** Opening Material for this exercise block **
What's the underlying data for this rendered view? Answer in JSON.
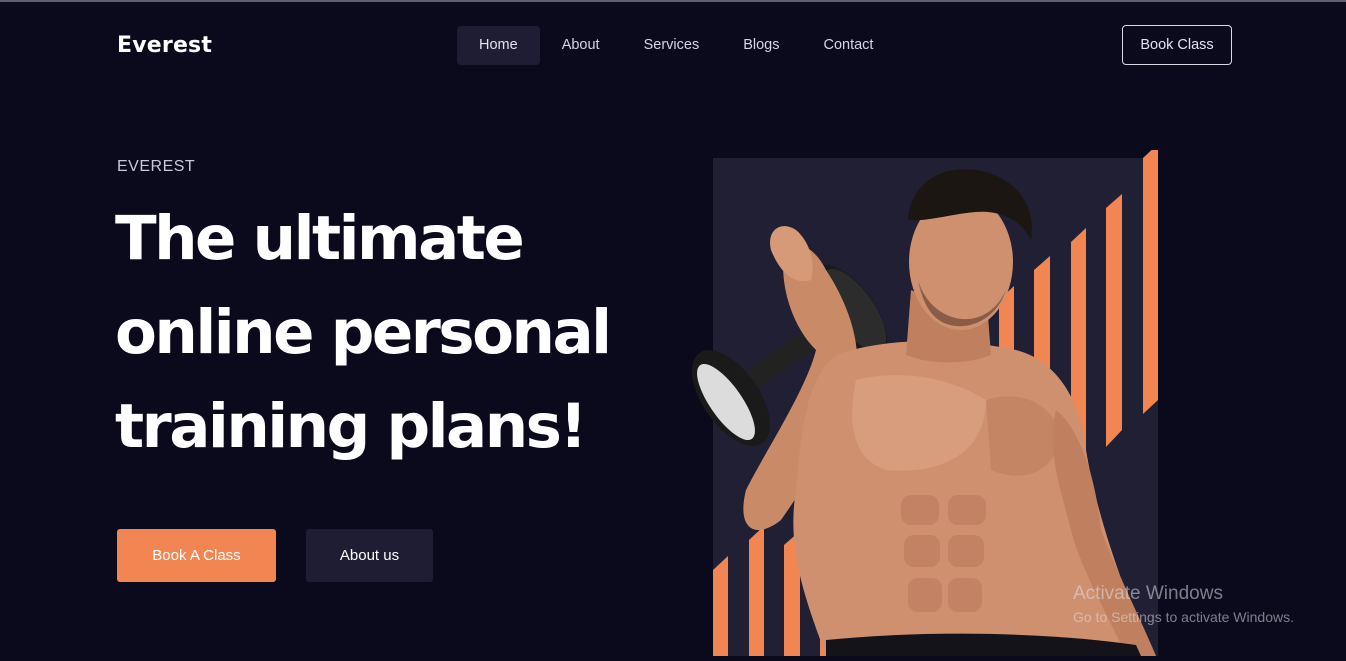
{
  "brand": {
    "logo": "Everest"
  },
  "nav": {
    "items": [
      {
        "label": "Home",
        "active": true
      },
      {
        "label": "About"
      },
      {
        "label": "Services"
      },
      {
        "label": "Blogs"
      },
      {
        "label": "Contact"
      }
    ],
    "cta_label": "Book Class"
  },
  "hero": {
    "eyebrow": "EVEREST",
    "headline_lines": [
      "The ultimate",
      "online personal",
      "training plans!"
    ],
    "primary_button": "Book A Class",
    "secondary_button": "About us",
    "image_icon": "fitness-man-dumbbell-icon"
  },
  "watermark": {
    "line1": "Activate Windows",
    "line2": "Go to Settings to activate Windows."
  },
  "colors": {
    "background": "#0b0a1c",
    "accent": "#f28653",
    "panel": "#211f33",
    "secondary_button": "#1f1d33"
  }
}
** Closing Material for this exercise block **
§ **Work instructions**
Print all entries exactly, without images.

§ **Reply to the exercise**
What's the underlying data for this rendered view? Answer in JSON.
{
  "brand": {
    "logo": "Everest"
  },
  "nav": {
    "items": [
      {
        "label": "Home",
        "active": true
      },
      {
        "label": "About"
      },
      {
        "label": "Services"
      },
      {
        "label": "Blogs"
      },
      {
        "label": "Contact"
      }
    ],
    "cta_label": "Book Class"
  },
  "hero": {
    "eyebrow": "EVEREST",
    "headline_lines": [
      "The ultimate",
      "online personal",
      "training plans!"
    ],
    "primary_button": "Book A Class",
    "secondary_button": "About us",
    "image_icon": "fitness-man-dumbbell-icon"
  },
  "watermark": {
    "line1": "Activate Windows",
    "line2": "Go to Settings to activate Windows."
  },
  "colors": {
    "background": "#0b0a1c",
    "accent": "#f28653",
    "panel": "#211f33",
    "secondary_button": "#1f1d33"
  }
}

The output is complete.